__What is being asked__: Your answer must be the records below, printed exactly.

Web page and app entries:
+---+

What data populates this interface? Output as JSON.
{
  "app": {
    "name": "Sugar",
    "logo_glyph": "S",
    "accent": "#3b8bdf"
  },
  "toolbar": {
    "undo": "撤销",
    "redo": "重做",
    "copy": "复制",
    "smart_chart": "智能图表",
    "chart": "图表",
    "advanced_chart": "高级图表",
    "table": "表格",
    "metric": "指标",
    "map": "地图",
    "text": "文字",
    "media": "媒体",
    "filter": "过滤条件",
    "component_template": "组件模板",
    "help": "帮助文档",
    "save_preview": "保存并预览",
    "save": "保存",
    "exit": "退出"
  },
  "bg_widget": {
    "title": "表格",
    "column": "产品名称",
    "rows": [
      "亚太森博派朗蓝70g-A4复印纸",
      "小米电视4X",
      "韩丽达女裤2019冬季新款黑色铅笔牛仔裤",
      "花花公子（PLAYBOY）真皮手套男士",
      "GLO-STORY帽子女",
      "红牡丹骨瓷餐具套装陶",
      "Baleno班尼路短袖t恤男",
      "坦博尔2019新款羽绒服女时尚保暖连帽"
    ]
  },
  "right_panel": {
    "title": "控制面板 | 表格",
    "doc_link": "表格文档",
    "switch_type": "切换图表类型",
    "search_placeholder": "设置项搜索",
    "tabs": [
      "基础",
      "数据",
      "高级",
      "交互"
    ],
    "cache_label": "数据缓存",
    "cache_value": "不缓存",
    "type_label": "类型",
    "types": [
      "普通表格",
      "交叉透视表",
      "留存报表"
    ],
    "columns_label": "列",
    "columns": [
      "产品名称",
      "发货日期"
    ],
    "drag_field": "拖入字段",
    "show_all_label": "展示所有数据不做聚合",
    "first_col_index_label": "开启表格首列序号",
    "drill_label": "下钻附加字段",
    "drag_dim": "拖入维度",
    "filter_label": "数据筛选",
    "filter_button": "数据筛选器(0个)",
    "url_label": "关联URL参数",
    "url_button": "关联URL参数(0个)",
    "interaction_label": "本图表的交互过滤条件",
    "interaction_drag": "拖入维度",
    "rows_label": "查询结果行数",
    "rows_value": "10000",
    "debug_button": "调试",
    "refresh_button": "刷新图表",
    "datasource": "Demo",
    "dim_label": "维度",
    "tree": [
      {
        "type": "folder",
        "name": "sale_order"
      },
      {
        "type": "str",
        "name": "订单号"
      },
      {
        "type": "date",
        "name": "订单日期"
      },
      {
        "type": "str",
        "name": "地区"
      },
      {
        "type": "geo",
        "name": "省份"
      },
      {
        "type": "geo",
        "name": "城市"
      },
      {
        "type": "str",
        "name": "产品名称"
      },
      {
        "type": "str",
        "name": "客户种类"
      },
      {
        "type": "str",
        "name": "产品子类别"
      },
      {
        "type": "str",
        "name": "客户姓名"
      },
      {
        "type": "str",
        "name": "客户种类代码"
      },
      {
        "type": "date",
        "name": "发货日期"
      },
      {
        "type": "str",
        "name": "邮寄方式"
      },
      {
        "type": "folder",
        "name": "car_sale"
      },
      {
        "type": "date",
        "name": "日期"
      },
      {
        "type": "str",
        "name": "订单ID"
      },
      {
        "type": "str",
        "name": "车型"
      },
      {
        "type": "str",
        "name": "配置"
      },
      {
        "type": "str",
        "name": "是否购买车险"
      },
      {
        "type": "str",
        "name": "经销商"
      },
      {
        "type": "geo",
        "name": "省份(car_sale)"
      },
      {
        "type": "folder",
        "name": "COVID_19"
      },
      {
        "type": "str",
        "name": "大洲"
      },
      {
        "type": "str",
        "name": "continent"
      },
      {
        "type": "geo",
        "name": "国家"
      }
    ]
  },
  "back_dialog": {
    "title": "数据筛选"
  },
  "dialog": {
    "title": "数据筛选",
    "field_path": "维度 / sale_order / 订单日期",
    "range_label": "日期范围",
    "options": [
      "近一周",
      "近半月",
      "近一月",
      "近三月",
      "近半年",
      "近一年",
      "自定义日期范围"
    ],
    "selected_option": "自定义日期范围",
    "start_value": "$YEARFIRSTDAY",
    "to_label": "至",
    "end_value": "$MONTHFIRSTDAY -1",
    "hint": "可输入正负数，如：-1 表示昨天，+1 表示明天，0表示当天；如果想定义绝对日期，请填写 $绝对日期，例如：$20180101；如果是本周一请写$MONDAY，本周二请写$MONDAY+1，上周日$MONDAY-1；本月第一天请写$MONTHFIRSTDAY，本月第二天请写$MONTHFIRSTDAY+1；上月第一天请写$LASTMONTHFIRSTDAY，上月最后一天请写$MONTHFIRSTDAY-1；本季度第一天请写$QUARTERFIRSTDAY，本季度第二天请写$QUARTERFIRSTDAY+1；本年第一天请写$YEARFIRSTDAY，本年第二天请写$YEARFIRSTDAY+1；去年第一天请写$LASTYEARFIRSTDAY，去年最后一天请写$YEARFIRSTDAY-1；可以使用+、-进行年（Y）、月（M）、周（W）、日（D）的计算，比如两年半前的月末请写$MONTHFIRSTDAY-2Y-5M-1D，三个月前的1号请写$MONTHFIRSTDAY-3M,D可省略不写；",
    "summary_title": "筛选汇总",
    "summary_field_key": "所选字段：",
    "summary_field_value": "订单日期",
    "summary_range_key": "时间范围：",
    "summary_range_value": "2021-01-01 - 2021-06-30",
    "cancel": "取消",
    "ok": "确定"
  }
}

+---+

__Task output__:
What data populates this interface? Output as JSON.
{
  "app": {
    "name": "Sugar",
    "logo_glyph": "S",
    "accent": "#3b8bdf"
  },
  "toolbar": {
    "undo": "撤销",
    "redo": "重做",
    "copy": "复制",
    "smart_chart": "智能图表",
    "chart": "图表",
    "advanced_chart": "高级图表",
    "table": "表格",
    "metric": "指标",
    "map": "地图",
    "text": "文字",
    "media": "媒体",
    "filter": "过滤条件",
    "component_template": "组件模板",
    "help": "帮助文档",
    "save_preview": "保存并预览",
    "save": "保存",
    "exit": "退出"
  },
  "bg_widget": {
    "title": "表格",
    "column": "产品名称",
    "rows": [
      "亚太森博派朗蓝70g-A4复印纸",
      "小米电视4X",
      "韩丽达女裤2019冬季新款黑色铅笔牛仔裤",
      "花花公子（PLAYBOY）真皮手套男士",
      "GLO-STORY帽子女",
      "红牡丹骨瓷餐具套装陶",
      "Baleno班尼路短袖t恤男",
      "坦博尔2019新款羽绒服女时尚保暖连帽"
    ]
  },
  "right_panel": {
    "title": "控制面板 | 表格",
    "doc_link": "表格文档",
    "switch_type": "切换图表类型",
    "search_placeholder": "设置项搜索",
    "tabs": [
      "基础",
      "数据",
      "高级",
      "交互"
    ],
    "cache_label": "数据缓存",
    "cache_value": "不缓存",
    "type_label": "类型",
    "types": [
      "普通表格",
      "交叉透视表",
      "留存报表"
    ],
    "columns_label": "列",
    "columns": [
      "产品名称",
      "发货日期"
    ],
    "drag_field": "拖入字段",
    "show_all_label": "展示所有数据不做聚合",
    "first_col_index_label": "开启表格首列序号",
    "drill_label": "下钻附加字段",
    "drag_dim": "拖入维度",
    "filter_label": "数据筛选",
    "filter_button": "数据筛选器(0个)",
    "url_label": "关联URL参数",
    "url_button": "关联URL参数(0个)",
    "interaction_label": "本图表的交互过滤条件",
    "interaction_drag": "拖入维度",
    "rows_label": "查询结果行数",
    "rows_value": "10000",
    "debug_button": "调试",
    "refresh_button": "刷新图表",
    "datasource": "Demo",
    "dim_label": "维度",
    "tree": [
      {
        "type": "folder",
        "name": "sale_order"
      },
      {
        "type": "str",
        "name": "订单号"
      },
      {
        "type": "date",
        "name": "订单日期"
      },
      {
        "type": "str",
        "name": "地区"
      },
      {
        "type": "geo",
        "name": "省份"
      },
      {
        "type": "geo",
        "name": "城市"
      },
      {
        "type": "str",
        "name": "产品名称"
      },
      {
        "type": "str",
        "name": "客户种类"
      },
      {
        "type": "str",
        "name": "产品子类别"
      },
      {
        "type": "str",
        "name": "客户姓名"
      },
      {
        "type": "str",
        "name": "客户种类代码"
      },
      {
        "type": "date",
        "name": "发货日期"
      },
      {
        "type": "str",
        "name": "邮寄方式"
      },
      {
        "type": "folder",
        "name": "car_sale"
      },
      {
        "type": "date",
        "name": "日期"
      },
      {
        "type": "str",
        "name": "订单ID"
      },
      {
        "type": "str",
        "name": "车型"
      },
      {
        "type": "str",
        "name": "配置"
      },
      {
        "type": "str",
        "name": "是否购买车险"
      },
      {
        "type": "str",
        "name": "经销商"
      },
      {
        "type": "geo",
        "name": "省份(car_sale)"
      },
      {
        "type": "folder",
        "name": "COVID_19"
      },
      {
        "type": "str",
        "name": "大洲"
      },
      {
        "type": "str",
        "name": "continent"
      },
      {
        "type": "geo",
        "name": "国家"
      }
    ]
  },
  "back_dialog": {
    "title": "数据筛选"
  },
  "dialog": {
    "title": "数据筛选",
    "field_path": "维度 / sale_order / 订单日期",
    "range_label": "日期范围",
    "options": [
      "近一周",
      "近半月",
      "近一月",
      "近三月",
      "近半年",
      "近一年",
      "自定义日期范围"
    ],
    "selected_option": "自定义日期范围",
    "start_value": "$YEARFIRSTDAY",
    "to_label": "至",
    "end_value": "$MONTHFIRSTDAY -1",
    "hint": "可输入正负数，如：-1 表示昨天，+1 表示明天，0表示当天；如果想定义绝对日期，请填写 $绝对日期，例如：$20180101；如果是本周一请写$MONDAY，本周二请写$MONDAY+1，上周日$MONDAY-1；本月第一天请写$MONTHFIRSTDAY，本月第二天请写$MONTHFIRSTDAY+1；上月第一天请写$LASTMONTHFIRSTDAY，上月最后一天请写$MONTHFIRSTDAY-1；本季度第一天请写$QUARTERFIRSTDAY，本季度第二天请写$QUARTERFIRSTDAY+1；本年第一天请写$YEARFIRSTDAY，本年第二天请写$YEARFIRSTDAY+1；去年第一天请写$LASTYEARFIRSTDAY，去年最后一天请写$YEARFIRSTDAY-1；可以使用+、-进行年（Y）、月（M）、周（W）、日（D）的计算，比如两年半前的月末请写$MONTHFIRSTDAY-2Y-5M-1D，三个月前的1号请写$MONTHFIRSTDAY-3M,D可省略不写；",
    "summary_title": "筛选汇总",
    "summary_field_key": "所选字段：",
    "summary_field_value": "订单日期",
    "summary_range_key": "时间范围：",
    "summary_range_value": "2021-01-01 - 2021-06-30",
    "cancel": "取消",
    "ok": "确定"
  }
}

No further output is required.